Relations Between Design Copying and Other Tests of Sensory Integrative Dysfunction: A Pilot Study
Author Affiliations
  • Shay McAtee, MA, OTR, is a Clinical Supervisor at the Ayres Clinic, 1514 Cabrillo Avenue, Torrance, California 9050l. She is also an Instructor for Sensory Integration International, Torrance, California. At the time of this study, she was a graduate student in occupational therapy at the University of Southern California, Los Angeles, California
  • Wendy Mack, PhD, OTR, is Assistant Professor, Division of Biometry, Department of Preventive Medicine, University of Southern California, Los Angeles, California
Article Information
Sensory Integration and Processing / Research
Research Article   |   July 1990
Relations Between Design Copying and Other Tests of Sensory Integrative Dysfunction: A Pilot Study
American Journal of Occupational Therapy, July 1990, Vol. 44, 596-601. doi:10.5014/ajot.44.7.596
American Journal of Occupational Therapy, July 1990, Vol. 44, 596-601. doi:10.5014/ajot.44.7.596
Abstract

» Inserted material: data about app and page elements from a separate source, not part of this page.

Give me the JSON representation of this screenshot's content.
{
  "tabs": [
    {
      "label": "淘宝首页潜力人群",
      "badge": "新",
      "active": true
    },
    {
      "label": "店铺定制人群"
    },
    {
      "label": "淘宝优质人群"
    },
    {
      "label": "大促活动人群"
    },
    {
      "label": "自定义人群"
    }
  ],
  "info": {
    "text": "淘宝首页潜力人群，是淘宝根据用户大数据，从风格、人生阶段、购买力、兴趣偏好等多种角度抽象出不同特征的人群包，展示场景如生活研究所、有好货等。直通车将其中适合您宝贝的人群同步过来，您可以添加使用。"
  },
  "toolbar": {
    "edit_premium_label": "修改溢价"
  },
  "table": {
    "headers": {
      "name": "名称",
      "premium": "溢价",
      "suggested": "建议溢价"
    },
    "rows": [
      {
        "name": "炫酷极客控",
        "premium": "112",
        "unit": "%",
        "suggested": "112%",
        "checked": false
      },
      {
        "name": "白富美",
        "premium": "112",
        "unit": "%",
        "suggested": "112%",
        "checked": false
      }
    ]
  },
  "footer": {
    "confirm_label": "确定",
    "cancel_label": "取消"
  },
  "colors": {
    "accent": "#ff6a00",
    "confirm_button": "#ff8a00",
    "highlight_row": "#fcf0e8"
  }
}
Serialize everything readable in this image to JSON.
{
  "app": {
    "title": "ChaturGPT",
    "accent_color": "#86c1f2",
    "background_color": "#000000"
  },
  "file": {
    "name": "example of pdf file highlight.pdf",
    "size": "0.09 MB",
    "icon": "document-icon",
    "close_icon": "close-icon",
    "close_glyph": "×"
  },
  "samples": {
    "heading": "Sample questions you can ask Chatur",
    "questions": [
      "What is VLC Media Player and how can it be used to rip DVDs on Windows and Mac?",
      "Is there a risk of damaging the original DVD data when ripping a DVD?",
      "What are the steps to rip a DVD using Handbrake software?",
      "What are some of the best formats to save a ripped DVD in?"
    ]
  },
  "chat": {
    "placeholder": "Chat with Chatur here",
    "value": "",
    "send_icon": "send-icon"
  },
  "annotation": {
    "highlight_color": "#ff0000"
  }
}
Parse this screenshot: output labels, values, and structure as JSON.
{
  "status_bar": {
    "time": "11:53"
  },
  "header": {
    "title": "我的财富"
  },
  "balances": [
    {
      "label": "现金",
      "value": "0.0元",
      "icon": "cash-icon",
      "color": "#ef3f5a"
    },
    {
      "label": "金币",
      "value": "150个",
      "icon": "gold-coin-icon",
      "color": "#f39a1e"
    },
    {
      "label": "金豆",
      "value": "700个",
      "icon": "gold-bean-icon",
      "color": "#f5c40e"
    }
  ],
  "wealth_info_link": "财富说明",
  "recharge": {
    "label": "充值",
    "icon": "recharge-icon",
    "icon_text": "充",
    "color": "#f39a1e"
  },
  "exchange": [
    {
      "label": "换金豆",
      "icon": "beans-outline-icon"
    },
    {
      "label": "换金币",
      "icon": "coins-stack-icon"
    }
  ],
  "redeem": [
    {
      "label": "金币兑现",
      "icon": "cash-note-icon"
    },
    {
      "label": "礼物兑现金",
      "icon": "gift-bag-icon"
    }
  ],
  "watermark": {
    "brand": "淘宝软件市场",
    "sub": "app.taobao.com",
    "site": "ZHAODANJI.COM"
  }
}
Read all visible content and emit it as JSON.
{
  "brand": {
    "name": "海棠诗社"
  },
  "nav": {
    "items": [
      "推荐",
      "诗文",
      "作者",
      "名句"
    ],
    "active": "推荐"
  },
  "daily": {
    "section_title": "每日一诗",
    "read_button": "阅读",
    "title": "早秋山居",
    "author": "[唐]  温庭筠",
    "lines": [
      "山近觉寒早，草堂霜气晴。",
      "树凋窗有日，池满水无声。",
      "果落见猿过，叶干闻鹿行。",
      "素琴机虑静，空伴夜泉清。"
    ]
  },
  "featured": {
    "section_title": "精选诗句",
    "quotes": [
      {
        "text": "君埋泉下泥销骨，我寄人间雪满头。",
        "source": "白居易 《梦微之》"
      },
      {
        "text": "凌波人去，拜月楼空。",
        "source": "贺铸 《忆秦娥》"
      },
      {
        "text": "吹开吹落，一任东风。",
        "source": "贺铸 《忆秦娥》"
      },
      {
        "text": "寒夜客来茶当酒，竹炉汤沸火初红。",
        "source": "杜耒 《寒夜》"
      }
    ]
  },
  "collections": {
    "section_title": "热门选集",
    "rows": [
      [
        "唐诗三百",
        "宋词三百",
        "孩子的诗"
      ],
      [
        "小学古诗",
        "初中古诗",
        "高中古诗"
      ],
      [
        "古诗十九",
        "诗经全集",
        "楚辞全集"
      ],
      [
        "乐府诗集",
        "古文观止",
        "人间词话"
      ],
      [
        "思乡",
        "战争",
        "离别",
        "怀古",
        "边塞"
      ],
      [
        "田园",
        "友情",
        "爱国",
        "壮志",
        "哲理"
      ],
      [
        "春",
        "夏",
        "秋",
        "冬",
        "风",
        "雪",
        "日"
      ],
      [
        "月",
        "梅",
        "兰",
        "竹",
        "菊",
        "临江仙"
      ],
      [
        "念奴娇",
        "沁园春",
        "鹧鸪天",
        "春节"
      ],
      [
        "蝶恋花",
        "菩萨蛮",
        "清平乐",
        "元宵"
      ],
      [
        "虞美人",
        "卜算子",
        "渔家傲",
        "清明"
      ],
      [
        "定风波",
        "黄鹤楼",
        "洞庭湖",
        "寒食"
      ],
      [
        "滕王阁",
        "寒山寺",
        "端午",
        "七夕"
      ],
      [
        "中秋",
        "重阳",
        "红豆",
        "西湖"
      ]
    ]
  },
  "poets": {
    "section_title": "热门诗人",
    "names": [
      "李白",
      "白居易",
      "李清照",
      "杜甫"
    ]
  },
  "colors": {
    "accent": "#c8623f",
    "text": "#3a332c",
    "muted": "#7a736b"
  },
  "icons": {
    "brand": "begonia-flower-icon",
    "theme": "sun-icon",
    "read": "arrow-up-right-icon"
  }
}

The purpose of this pilot study was to investigate possible relations between performance on the atypical approach parameters of the Design Copying (DC) subtest of the Sensory Integration and Praxis Tests (SIPT) (Ayres, 1989) and scores on the Southern California Sensory Integration Tests (SCSIT) (Ayres, 1980). An existing data set was used that consisted of SCSIT and SIPT–DC scores from 32 children identified by their performance on the SCSIT as having sensory integrative dysfunction. Three questions were addressed: (a) Are there relations between scores on the atypical approach parameters of the SIPT–DC and SCSIT scores? (b) To what extent do the SCSIT scores collectively predict the presence or absence of the SIPT–DC atypical approach parameters? and (c) Are there relations among scores on the SIPT–DC atypical approach parameters? The results suggest that the scores on individual SIPT–DC atypical approach parameters may be related to the scores on the SCSIT subtests. In particular, significant relationships were found between some of the SIPT–DC parameters and the SCSIT subtests that assess visual, tactile, and motor components.